Maguindanao Gov. Esmael Mangudadatu said he was shaken but unhurt in the bombing that struck his convoy on a busy highway in Tacurong City in Sultan Kudarat Province.
He and his followers were heading to a restaurant to celebrate his birthday.
"The blast was so powerful and I saw one of the cars in my convoy going up in flames," Mangudadatu told ABS-CBN television network.
Sultan Kudarat police chief Senior Supt. Danilo Peralta said it was not immediately clear whether the person killed by the blast was a pedestrian or a member of the convoy.
The bomb consisted of a 105 Howitzer round and was remotely detonated in a parked white car, the military said.
Mangudadatu, an ex-town mayor, rose to prominence in November 2009 when 57 people - including his wife, sisters, supporters and several journalists - were gunned down in Maguindanao in a widely condemned massacre that was blamed on his political rivals.
Mangudadatu's relatives and supporters were attacked while they were traveling to register his candidacy for governor, a position he later won by a landslide.

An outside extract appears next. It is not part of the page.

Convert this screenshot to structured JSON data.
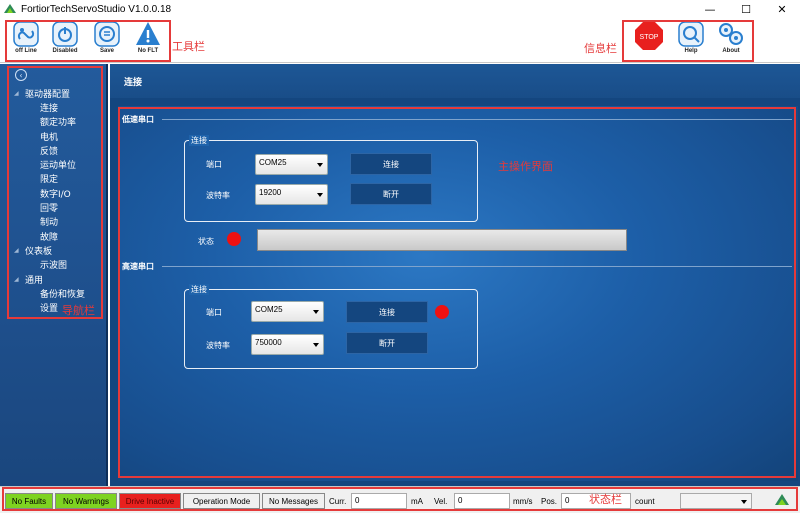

A powerful family patriarch and former governor, Andal Ampatuan Sr., and a number of his sons are among the 196 people accused in the massacre.
No group immediately claimed responsibility for Monday's attack.

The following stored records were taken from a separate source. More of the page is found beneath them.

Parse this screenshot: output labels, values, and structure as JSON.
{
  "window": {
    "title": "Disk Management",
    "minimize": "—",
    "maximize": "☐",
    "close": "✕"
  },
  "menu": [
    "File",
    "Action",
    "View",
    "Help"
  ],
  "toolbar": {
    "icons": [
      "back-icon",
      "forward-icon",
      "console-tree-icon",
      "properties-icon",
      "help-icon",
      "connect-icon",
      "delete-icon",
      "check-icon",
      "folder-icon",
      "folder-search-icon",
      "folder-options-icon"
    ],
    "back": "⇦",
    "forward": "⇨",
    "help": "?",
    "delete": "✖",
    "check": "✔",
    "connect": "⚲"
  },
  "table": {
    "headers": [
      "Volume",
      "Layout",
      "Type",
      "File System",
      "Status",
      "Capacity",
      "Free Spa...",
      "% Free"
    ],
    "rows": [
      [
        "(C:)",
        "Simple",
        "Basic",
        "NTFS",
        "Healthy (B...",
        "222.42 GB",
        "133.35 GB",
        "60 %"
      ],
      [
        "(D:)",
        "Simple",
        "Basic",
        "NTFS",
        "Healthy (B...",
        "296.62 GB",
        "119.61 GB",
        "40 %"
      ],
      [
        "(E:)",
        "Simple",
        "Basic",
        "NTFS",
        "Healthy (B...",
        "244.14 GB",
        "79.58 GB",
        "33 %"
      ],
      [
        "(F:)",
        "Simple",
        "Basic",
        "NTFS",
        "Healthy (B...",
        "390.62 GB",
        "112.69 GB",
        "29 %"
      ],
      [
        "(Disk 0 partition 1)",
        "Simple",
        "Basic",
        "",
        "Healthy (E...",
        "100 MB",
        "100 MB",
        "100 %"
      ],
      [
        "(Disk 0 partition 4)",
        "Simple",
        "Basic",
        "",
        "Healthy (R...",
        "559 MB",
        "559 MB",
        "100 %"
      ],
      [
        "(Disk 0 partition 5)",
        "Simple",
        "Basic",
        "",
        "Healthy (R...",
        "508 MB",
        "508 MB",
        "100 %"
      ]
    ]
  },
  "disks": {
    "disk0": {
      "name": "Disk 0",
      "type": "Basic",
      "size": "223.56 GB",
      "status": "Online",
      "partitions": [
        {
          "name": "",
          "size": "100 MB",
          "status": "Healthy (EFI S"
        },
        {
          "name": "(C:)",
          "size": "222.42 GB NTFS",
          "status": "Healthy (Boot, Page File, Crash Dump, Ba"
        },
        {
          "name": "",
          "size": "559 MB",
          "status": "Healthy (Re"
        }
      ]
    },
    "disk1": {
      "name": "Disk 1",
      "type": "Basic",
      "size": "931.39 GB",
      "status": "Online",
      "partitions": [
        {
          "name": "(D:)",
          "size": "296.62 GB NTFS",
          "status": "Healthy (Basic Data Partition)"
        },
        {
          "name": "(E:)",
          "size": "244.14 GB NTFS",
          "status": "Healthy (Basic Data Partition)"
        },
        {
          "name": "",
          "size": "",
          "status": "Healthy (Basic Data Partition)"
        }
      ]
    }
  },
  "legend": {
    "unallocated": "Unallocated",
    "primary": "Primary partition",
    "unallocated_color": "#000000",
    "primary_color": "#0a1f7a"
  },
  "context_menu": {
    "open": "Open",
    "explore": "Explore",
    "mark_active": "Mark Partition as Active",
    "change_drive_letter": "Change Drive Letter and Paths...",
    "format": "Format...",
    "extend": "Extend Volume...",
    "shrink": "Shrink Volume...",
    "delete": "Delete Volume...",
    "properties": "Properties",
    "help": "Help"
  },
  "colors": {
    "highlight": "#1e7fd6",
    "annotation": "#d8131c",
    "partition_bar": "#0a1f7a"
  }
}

Sultan Kudarat and nearby Maguindanao, about 950 kilometers (590 miles) southeast of Manila, are in a violent region that teems with Muslim guerrillas and warlord clans with private armies.